Go through the material below, tally each line containing "this", and write the tally alone.

::::::

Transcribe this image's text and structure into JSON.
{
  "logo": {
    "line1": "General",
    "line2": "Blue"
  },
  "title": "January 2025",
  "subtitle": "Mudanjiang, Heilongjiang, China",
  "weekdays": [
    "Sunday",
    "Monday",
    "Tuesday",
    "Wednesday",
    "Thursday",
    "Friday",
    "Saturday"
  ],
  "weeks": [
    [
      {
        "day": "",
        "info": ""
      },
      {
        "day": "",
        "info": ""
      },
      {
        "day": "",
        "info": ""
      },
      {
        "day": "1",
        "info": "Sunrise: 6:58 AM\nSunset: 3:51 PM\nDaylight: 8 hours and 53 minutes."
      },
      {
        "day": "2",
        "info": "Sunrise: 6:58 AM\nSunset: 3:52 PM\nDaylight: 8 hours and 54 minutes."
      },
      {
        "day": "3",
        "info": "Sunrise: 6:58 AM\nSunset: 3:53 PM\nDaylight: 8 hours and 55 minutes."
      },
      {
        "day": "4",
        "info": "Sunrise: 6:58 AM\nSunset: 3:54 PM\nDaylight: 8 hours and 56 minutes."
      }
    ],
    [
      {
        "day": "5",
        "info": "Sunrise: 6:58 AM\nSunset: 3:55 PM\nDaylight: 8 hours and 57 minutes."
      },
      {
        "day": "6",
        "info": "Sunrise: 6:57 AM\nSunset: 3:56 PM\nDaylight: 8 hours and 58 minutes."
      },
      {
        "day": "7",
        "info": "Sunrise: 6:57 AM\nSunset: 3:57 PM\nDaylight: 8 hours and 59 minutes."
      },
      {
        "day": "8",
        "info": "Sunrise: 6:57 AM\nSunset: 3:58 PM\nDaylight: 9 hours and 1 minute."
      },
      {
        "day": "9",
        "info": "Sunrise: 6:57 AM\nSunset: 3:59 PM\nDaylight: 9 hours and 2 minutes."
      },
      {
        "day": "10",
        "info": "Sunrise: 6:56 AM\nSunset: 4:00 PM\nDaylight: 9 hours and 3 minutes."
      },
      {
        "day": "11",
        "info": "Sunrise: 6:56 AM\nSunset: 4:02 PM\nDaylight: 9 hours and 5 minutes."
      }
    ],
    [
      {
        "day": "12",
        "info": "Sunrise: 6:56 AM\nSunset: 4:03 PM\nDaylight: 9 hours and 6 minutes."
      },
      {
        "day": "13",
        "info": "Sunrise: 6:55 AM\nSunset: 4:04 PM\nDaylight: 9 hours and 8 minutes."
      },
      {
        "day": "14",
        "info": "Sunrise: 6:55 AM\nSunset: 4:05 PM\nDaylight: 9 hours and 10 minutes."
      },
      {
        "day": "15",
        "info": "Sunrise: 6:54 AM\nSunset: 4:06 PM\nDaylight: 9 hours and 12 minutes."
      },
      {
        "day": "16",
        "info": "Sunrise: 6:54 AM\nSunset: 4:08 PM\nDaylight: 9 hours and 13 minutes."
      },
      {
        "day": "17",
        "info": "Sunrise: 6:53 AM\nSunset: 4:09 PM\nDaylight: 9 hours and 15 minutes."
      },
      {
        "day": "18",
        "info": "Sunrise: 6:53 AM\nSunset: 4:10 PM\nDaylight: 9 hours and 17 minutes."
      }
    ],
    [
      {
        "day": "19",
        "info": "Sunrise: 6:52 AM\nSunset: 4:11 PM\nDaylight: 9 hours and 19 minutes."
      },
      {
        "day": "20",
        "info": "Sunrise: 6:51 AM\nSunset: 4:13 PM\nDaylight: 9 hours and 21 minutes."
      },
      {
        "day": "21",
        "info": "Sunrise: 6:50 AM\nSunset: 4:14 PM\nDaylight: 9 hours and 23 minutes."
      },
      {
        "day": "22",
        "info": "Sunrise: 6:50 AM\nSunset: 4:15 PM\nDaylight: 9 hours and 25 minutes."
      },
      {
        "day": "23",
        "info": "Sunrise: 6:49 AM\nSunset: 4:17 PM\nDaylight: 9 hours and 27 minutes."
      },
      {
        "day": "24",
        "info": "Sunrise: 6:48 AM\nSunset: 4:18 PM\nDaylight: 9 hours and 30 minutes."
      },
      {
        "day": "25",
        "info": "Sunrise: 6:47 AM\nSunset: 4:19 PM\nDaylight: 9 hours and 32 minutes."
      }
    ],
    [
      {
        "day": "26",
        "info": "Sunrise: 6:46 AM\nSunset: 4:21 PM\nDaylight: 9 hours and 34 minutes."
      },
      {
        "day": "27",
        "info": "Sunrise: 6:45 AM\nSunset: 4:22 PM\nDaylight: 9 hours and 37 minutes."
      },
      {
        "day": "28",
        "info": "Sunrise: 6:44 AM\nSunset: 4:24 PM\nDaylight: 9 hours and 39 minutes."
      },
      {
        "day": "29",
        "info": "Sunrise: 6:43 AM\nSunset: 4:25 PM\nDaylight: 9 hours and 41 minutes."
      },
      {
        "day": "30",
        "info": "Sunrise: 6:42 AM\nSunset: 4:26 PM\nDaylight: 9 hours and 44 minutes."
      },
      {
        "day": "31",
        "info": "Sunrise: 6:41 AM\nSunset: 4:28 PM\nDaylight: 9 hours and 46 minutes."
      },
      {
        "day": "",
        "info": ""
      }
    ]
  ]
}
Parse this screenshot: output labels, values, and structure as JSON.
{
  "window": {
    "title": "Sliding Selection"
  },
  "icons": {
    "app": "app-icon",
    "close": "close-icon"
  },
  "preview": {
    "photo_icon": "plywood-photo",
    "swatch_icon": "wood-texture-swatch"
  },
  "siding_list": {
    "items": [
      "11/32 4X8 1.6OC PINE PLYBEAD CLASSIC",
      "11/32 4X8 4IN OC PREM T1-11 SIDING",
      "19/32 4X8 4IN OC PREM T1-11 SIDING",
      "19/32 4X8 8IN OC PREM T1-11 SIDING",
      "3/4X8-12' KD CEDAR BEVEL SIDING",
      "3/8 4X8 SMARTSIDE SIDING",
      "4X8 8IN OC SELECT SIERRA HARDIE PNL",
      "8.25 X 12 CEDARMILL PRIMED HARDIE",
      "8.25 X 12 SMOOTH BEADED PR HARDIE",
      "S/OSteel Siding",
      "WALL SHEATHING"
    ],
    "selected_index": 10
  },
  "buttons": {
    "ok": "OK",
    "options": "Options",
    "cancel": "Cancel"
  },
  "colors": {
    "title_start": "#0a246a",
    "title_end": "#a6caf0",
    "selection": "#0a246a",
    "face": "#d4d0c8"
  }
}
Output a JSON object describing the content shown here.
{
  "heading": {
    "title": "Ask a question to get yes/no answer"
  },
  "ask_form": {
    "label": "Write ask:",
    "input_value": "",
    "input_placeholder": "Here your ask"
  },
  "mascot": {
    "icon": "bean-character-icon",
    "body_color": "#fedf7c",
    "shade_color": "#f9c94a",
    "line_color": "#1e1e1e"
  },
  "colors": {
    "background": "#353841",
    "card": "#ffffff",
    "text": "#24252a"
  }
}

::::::

REPLY TO THE EXERCISE
2